Each line with the word "behaviour" must appear in the answer, copied from the records.

(Saved entries)

-- Opening Marker --

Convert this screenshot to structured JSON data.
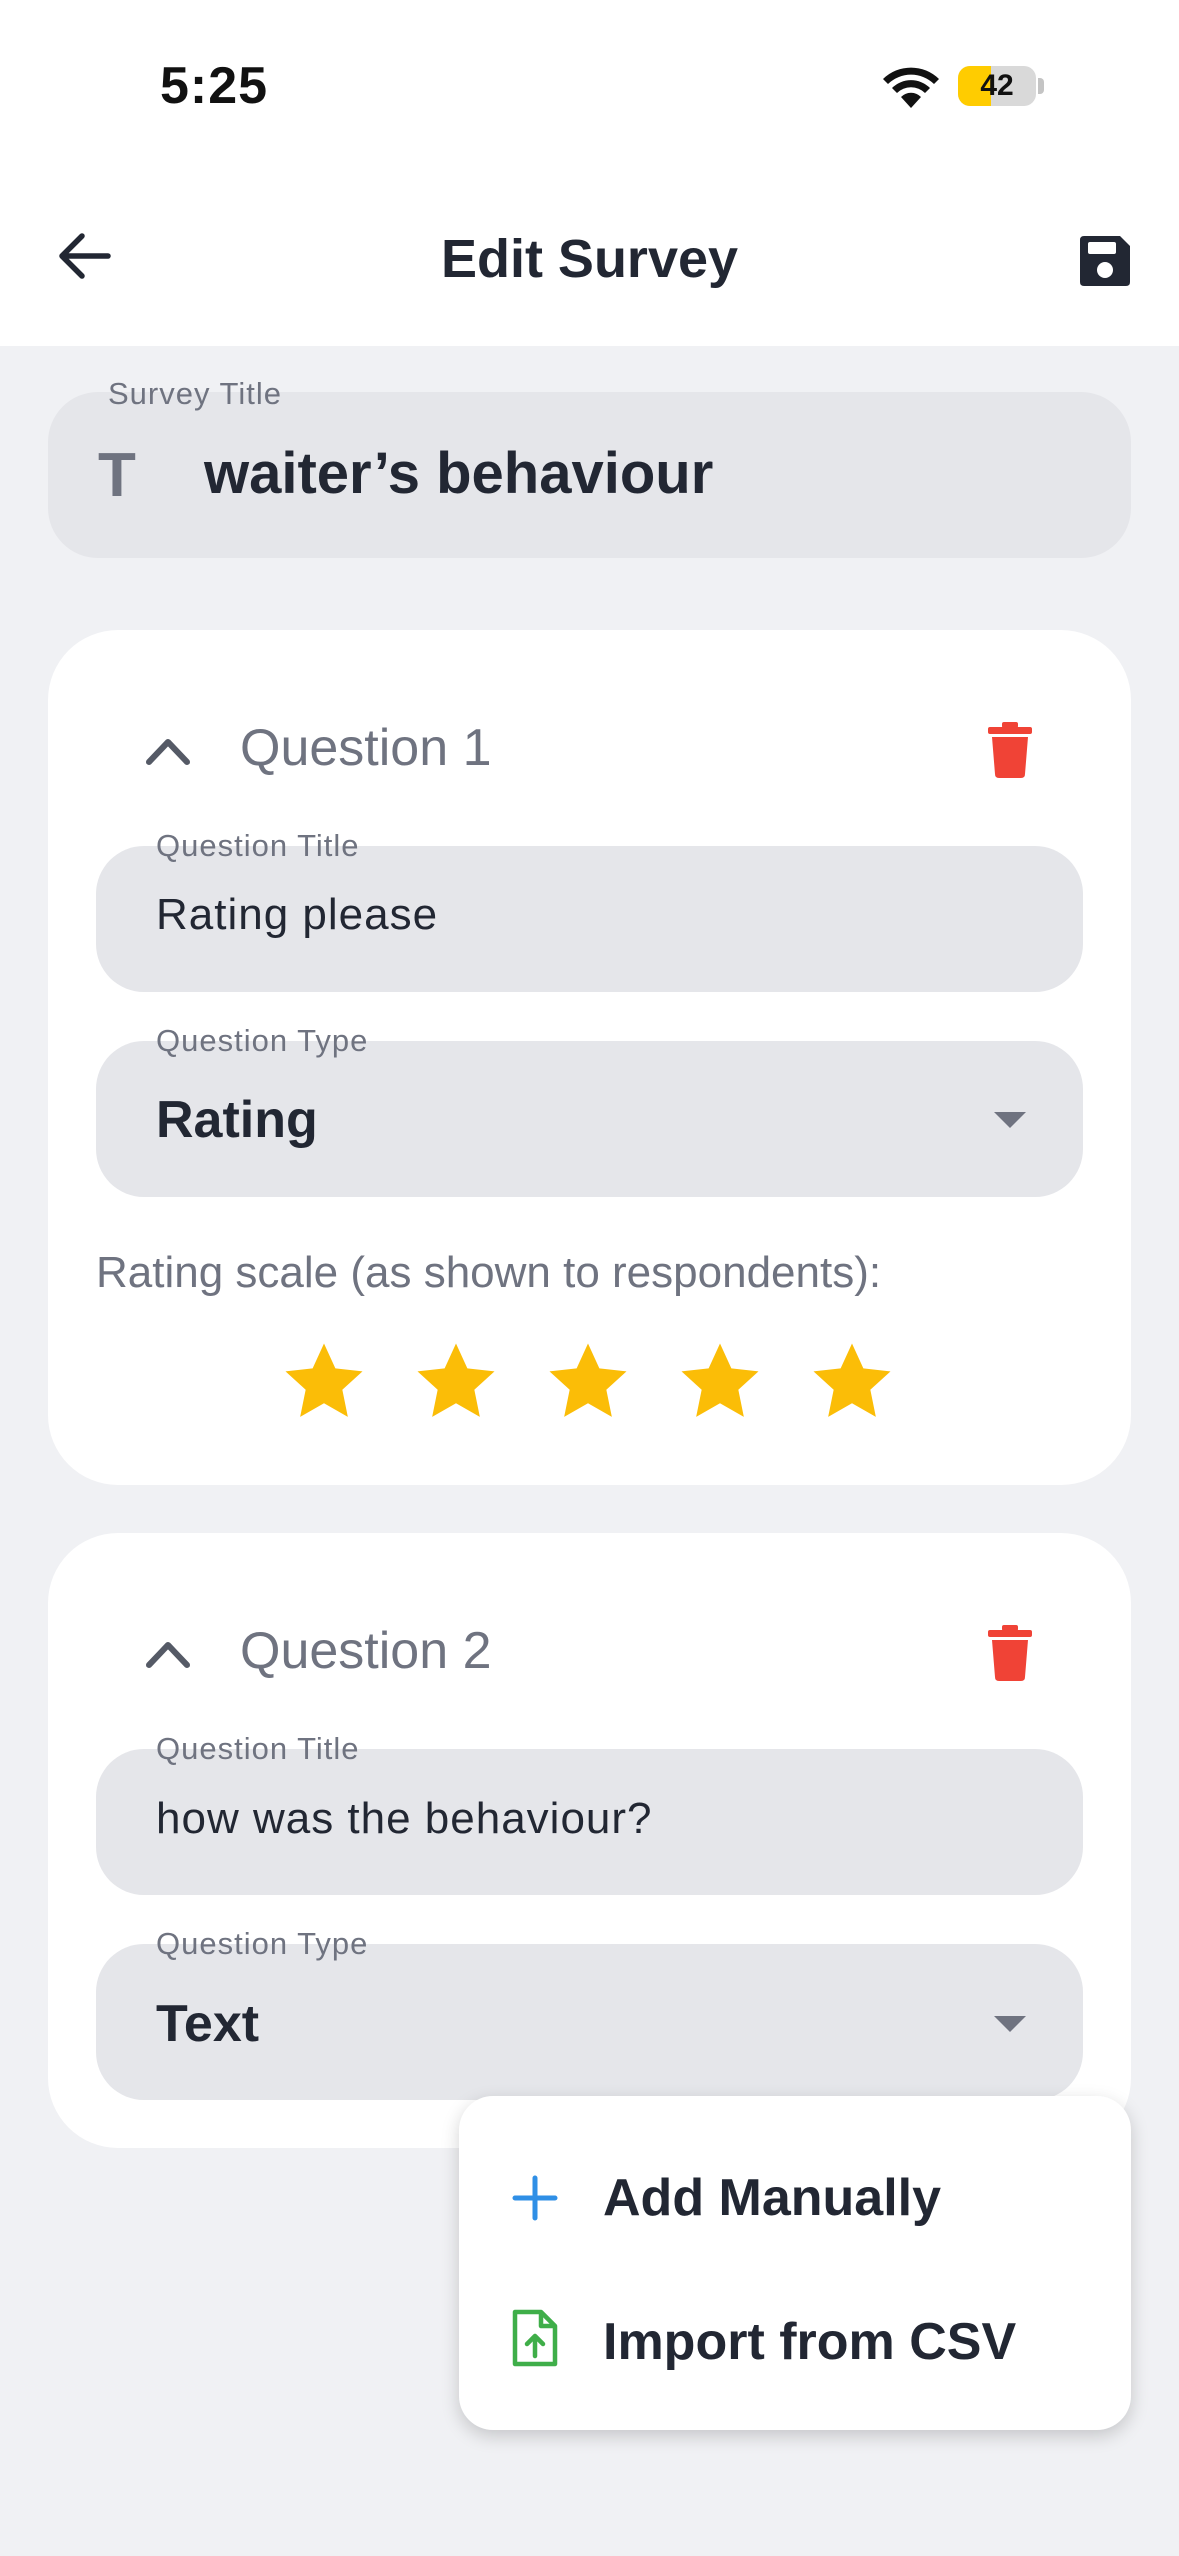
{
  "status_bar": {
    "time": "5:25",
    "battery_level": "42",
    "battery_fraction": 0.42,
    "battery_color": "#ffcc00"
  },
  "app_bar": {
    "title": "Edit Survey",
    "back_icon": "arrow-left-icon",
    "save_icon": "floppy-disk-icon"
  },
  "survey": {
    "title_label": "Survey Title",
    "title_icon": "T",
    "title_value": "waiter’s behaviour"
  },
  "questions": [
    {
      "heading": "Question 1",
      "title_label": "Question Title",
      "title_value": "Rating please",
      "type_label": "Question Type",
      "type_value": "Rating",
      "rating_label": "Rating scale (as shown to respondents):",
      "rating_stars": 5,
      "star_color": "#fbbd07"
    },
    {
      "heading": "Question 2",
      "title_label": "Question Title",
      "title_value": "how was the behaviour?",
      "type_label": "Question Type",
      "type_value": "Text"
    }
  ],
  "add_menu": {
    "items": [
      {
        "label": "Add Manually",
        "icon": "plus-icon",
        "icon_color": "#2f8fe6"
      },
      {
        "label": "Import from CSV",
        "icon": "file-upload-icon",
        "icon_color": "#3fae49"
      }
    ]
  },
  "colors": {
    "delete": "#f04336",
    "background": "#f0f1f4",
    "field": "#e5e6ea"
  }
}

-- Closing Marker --

RESULT OF THE TASK:
    "title_value": "waiter’s behaviour"
      "title_value": "how was the behaviour?",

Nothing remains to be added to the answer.